It’s always a good idea to go into a doctor’s appointment armed with specific questions, but if nothing springs to mind, Dr. Nwankwo offers these suggestions to ensure you get the most out of your visit:

  • Know your body and your family's medical history. “[Your family history] affects what we recommend for you. There are general topics your provider will review with you, but gather whatever questions you might have about contraception, screening, symptoms, etc.”

  • Familiarize yourself with the experience if it’s your first-ever gynecological visit. “Your provider should walk you through what to expect, but it's a good idea to do some research beforehand so you can feel a bit more comfortable.” 

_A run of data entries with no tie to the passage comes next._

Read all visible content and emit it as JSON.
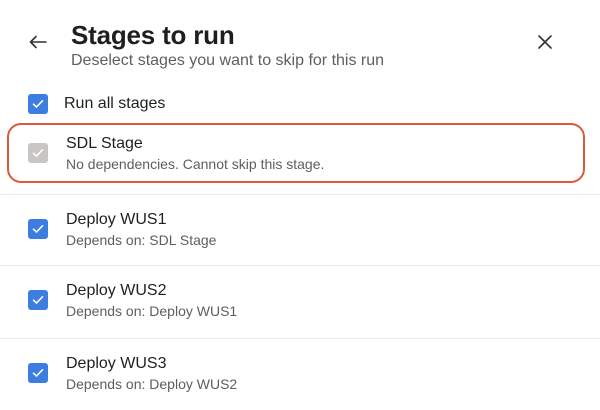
{
  "header": {
    "title": "Stages to run",
    "subtitle": "Deselect stages you want to skip for this run"
  },
  "run_all": {
    "label": "Run all stages",
    "checked": true
  },
  "stages": [
    {
      "name": "SDL Stage",
      "description": "No dependencies. Cannot skip this stage.",
      "checked": true,
      "disabled": true
    },
    {
      "name": "Deploy WUS1",
      "description": "Depends on: SDL Stage",
      "checked": true,
      "disabled": false
    },
    {
      "name": "Deploy WUS2",
      "description": "Depends on: Deploy WUS1",
      "checked": true,
      "disabled": false
    },
    {
      "name": "Deploy WUS3",
      "description": "Depends on: Deploy WUS2",
      "checked": true,
      "disabled": false
    }
  ],
  "icons": {
    "back": "arrow-left-icon",
    "close": "close-icon",
    "check": "checkmark-icon"
  },
  "colors": {
    "accent": "#3b7de0",
    "disabled": "#c8c6c4",
    "highlight": "#e0583a"
  }
}
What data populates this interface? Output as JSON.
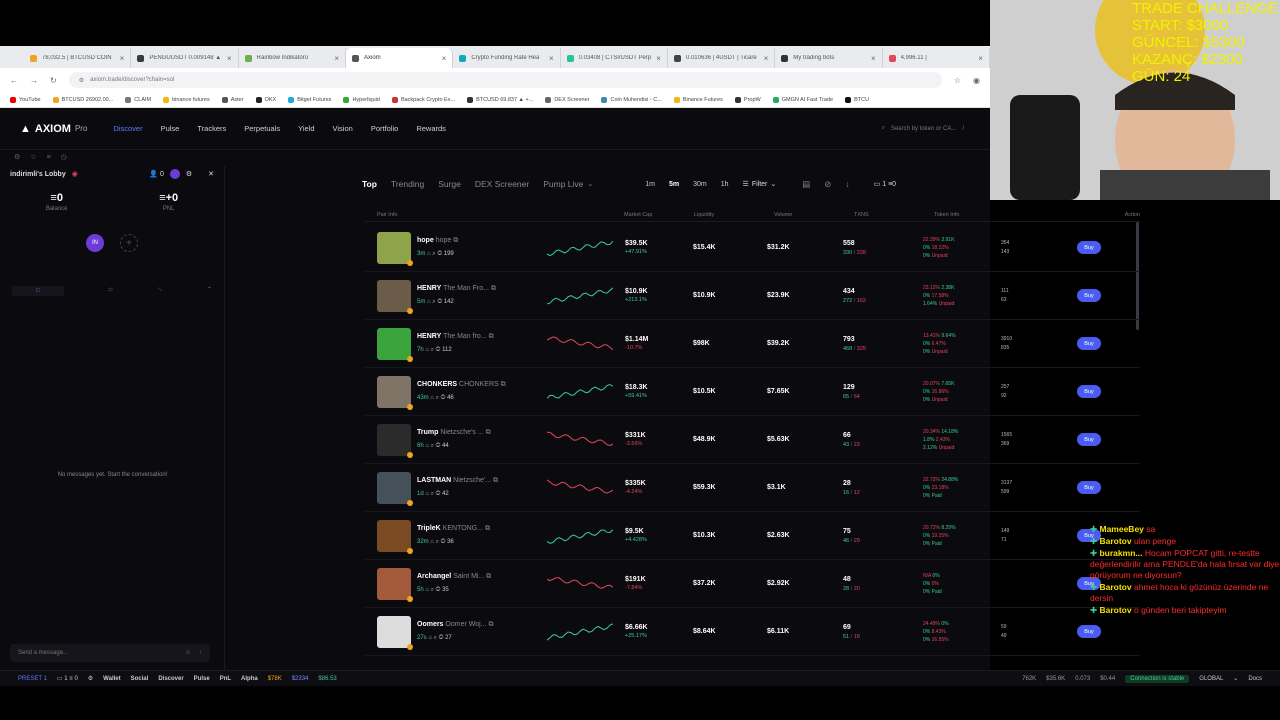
{
  "browser": {
    "tabs": [
      "78,032.5 | BTCUSD COIN",
      "PENGUUSDT 0.009148 ▲",
      "Rainbow İndikatörü",
      "Axiom",
      "Crypto Funding Rate Hea",
      "0.03408 | CTSI/USDT Perp",
      "0.010636 | 4USDT | Ticare",
      "My trading bots",
      "4,996.11 |"
    ],
    "active_tab": 3,
    "url": "axiom.trade/discover?chain=sol",
    "bookmarks": [
      "YouTube",
      "BTCUSD 26902.00...",
      "CLAIM",
      "binance futures",
      "Aster",
      "OKX",
      "Bitget Futures",
      "Hyperliquid",
      "Backpack Crypto Ex...",
      "BTCUSD 69.837 ▲ +...",
      "DEX Screener",
      "Coin Muhendisi - C...",
      "Binance Futures",
      "PropW",
      "GMGN AI Fast Trade",
      "BTCU"
    ]
  },
  "app": {
    "logo": "AXIOM",
    "logo_suffix": "Pro",
    "nav": [
      "Discover",
      "Pulse",
      "Trackers",
      "Perpetuals",
      "Yield",
      "Vision",
      "Portfolio",
      "Rewards"
    ],
    "active_nav": 0,
    "search_placeholder": "Search by token or CA...",
    "search_shortcut": "/",
    "lobby": {
      "title": "indirimli's Lobby",
      "count": "0",
      "balance": "0",
      "balance_label": "Balance",
      "pnl": "+0",
      "pnl_label": "PNL",
      "avatar": "IN",
      "empty": "No messages yet. Start the conversation!",
      "send_placeholder": "Send a message..."
    },
    "filters": {
      "tabs": [
        "Top",
        "Trending",
        "Surge",
        "DEX Screener",
        "Pump Live"
      ],
      "timeframes": [
        "1m",
        "5m",
        "30m",
        "1h"
      ],
      "active_tf": 1,
      "filter_label": "Filter",
      "count_label": "1",
      "zero_label": "0"
    },
    "columns": [
      "Pair Info",
      "Market Cap",
      "Liquidity",
      "Volume",
      "TXNS",
      "Token Info",
      "Action"
    ],
    "rows": [
      {
        "name": "hope",
        "sub": "hope",
        "age": "3m",
        "holders": "199",
        "mc": "$39.5K",
        "chg": "+47.91%",
        "dir": "up",
        "liq": "$15.4K",
        "vol": "$31.2K",
        "tx": "558",
        "buys": "330",
        "sells": "228",
        "i1": "22.39%",
        "i2": "3.91K",
        "i3": "0%",
        "i4": "18.22%",
        "i5": "0%",
        "i6": "Unpaid",
        "h1": "354",
        "h2": "143",
        "color": "#8fa34a"
      },
      {
        "name": "HENRY",
        "sub": "The Man Fro...",
        "age": "5m",
        "holders": "142",
        "mc": "$10.9K",
        "chg": "+213.1%",
        "dir": "up",
        "liq": "$10.9K",
        "vol": "$23.9K",
        "tx": "434",
        "buys": "272",
        "sells": "162",
        "i1": "23.12%",
        "i2": "2.38K",
        "i3": "0%",
        "i4": "17.58%",
        "i5": "1.64%",
        "i6": "Unpaid",
        "h1": "111",
        "h2": "63",
        "color": "#6b5c4a"
      },
      {
        "name": "HENRY",
        "sub": "The Man fro...",
        "age": "7h",
        "holders": "112",
        "mc": "$1.14M",
        "chg": "-10.7%",
        "dir": "down",
        "liq": "$98K",
        "vol": "$39.2K",
        "tx": "793",
        "buys": "468",
        "sells": "325",
        "i1": "13.41%",
        "i2": "9.64%",
        "i3": "0%",
        "i4": "6.47%",
        "i5": "0%",
        "i6": "Unpaid",
        "h1": "3910",
        "h2": "835",
        "color": "#3aa33c"
      },
      {
        "name": "CHONKERS",
        "sub": "CHONKERS",
        "age": "43m",
        "holders": "46",
        "mc": "$18.3K",
        "chg": "+59.41%",
        "dir": "up",
        "liq": "$10.5K",
        "vol": "$7.65K",
        "tx": "129",
        "buys": "65",
        "sells": "64",
        "i1": "20.07%",
        "i2": "7.65K",
        "i3": "0%",
        "i4": "16.86%",
        "i5": "0%",
        "i6": "Unpaid",
        "h1": "257",
        "h2": "92",
        "color": "#7d7466"
      },
      {
        "name": "Trump",
        "sub": "Nietzsche's ...",
        "age": "6h",
        "holders": "44",
        "mc": "$331K",
        "chg": "-3.56%",
        "dir": "down",
        "liq": "$48.9K",
        "vol": "$5.63K",
        "tx": "66",
        "buys": "43",
        "sells": "23",
        "i1": "20.34%",
        "i2": "14.18%",
        "i3": "1.8%",
        "i4": "2.43%",
        "i5": "2.12%",
        "i6": "Unpaid",
        "h1": "1565",
        "h2": "369",
        "color": "#2b2b2b"
      },
      {
        "name": "LASTMAN",
        "sub": "Nietzsche'...",
        "age": "1d",
        "holders": "42",
        "mc": "$335K",
        "chg": "-4.24%",
        "dir": "down",
        "liq": "$59.3K",
        "vol": "$3.1K",
        "tx": "28",
        "buys": "16",
        "sells": "12",
        "i1": "32.72%",
        "i2": "24.88%",
        "i3": "0%",
        "i4": "23.18%",
        "i5": "0%",
        "i6": "Paid",
        "h1": "3137",
        "h2": "599",
        "color": "#45505a"
      },
      {
        "name": "TripleK",
        "sub": "KENTONG...",
        "age": "32m",
        "holders": "36",
        "mc": "$9.5K",
        "chg": "+4.428%",
        "dir": "up",
        "liq": "$10.3K",
        "vol": "$2.63K",
        "tx": "75",
        "buys": "46",
        "sells": "29",
        "i1": "20.72%",
        "i2": "8.29%",
        "i3": "0%",
        "i4": "19.25%",
        "i5": "0%",
        "i6": "Paid",
        "h1": "149",
        "h2": "71",
        "color": "#7a4b22"
      },
      {
        "name": "Archangel",
        "sub": "Saint Mi...",
        "age": "5h",
        "holders": "35",
        "mc": "$191K",
        "chg": "-7.84%",
        "dir": "down",
        "liq": "$37.2K",
        "vol": "$2.92K",
        "tx": "48",
        "buys": "28",
        "sells": "20",
        "i1": "N/A",
        "i2": "0%",
        "i3": "0%",
        "i4": "0%",
        "i5": "0%",
        "i6": "Paid",
        "h1": "",
        "h2": "",
        "color": "#a35a3a"
      },
      {
        "name": "Oomers",
        "sub": "Oomer Woj...",
        "age": "27s",
        "holders": "27",
        "mc": "$6.66K",
        "chg": "+25.17%",
        "dir": "up",
        "liq": "$8.64K",
        "vol": "$6.11K",
        "tx": "69",
        "buys": "51",
        "sells": "18",
        "i1": "24.49%",
        "i2": "0%",
        "i3": "0%",
        "i4": "8.43%",
        "i5": "0%",
        "i6": "16.55%",
        "h1": "59",
        "h2": "49",
        "color": "#ddd"
      }
    ],
    "buy_label": "Buy",
    "bottom": {
      "preset": "PRESET 1",
      "one": "1",
      "zero": "0",
      "items": [
        "Wallet",
        "Social",
        "Discover",
        "Pulse",
        "PnL",
        "Alpha"
      ],
      "btc": "$78K",
      "eth": "$2334",
      "sol": "$86.53",
      "stats": [
        "762K",
        "$35.6K",
        "0.073",
        "$0.44"
      ],
      "stable": "Connection is stable",
      "global": "GLOBAL",
      "docs": "Docs"
    }
  },
  "overlay": {
    "lines": [
      "TRADE CHALLENGE",
      "START: $3000",
      "GÜNCEL: $5300",
      "KAZANÇ: $2300",
      "GÜN: 24"
    ],
    "chat": [
      {
        "user": "MameeBey",
        "msg": "sa"
      },
      {
        "user": "Barotov",
        "msg": "ulan penge"
      },
      {
        "user": "burakmn...",
        "msg": "Hocam POPCAT gitti, re-testte değerlendirilir ama PENDLE'da hala fırsat var diye görüyorum ne diyorsun?"
      },
      {
        "user": "Barotov",
        "msg": "ahmet hoca ki gözünüz üzerinde ne dersin"
      },
      {
        "user": "Barotov",
        "msg": "o günden beri takipteyim"
      }
    ]
  }
}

  • Write down your questions and concerns. “Try to narrow down to one or two main topics you might want to discuss. It's not always possible to address everything at one wellness visit, but if that's the case your provider may recommend a dedicated visit to address and evaluate other concerns.”

Sarene Leeds holds an M.S. in Professional Writing from NYU, and is a seasoned journalist, having written and reported on subjects ranging from TV and pop culture to health, wellness, and parenting over the course of her career. Her work has appeared in Rolling Stone, The Wall Street Journal, Vulture, SheKnows, and numerous other outlets. A staunch mental health advocate, Sarene also hosts the podcast “Emotional Abuse Is Real.” Visit her website here, or follow her on Instagram or Twitter.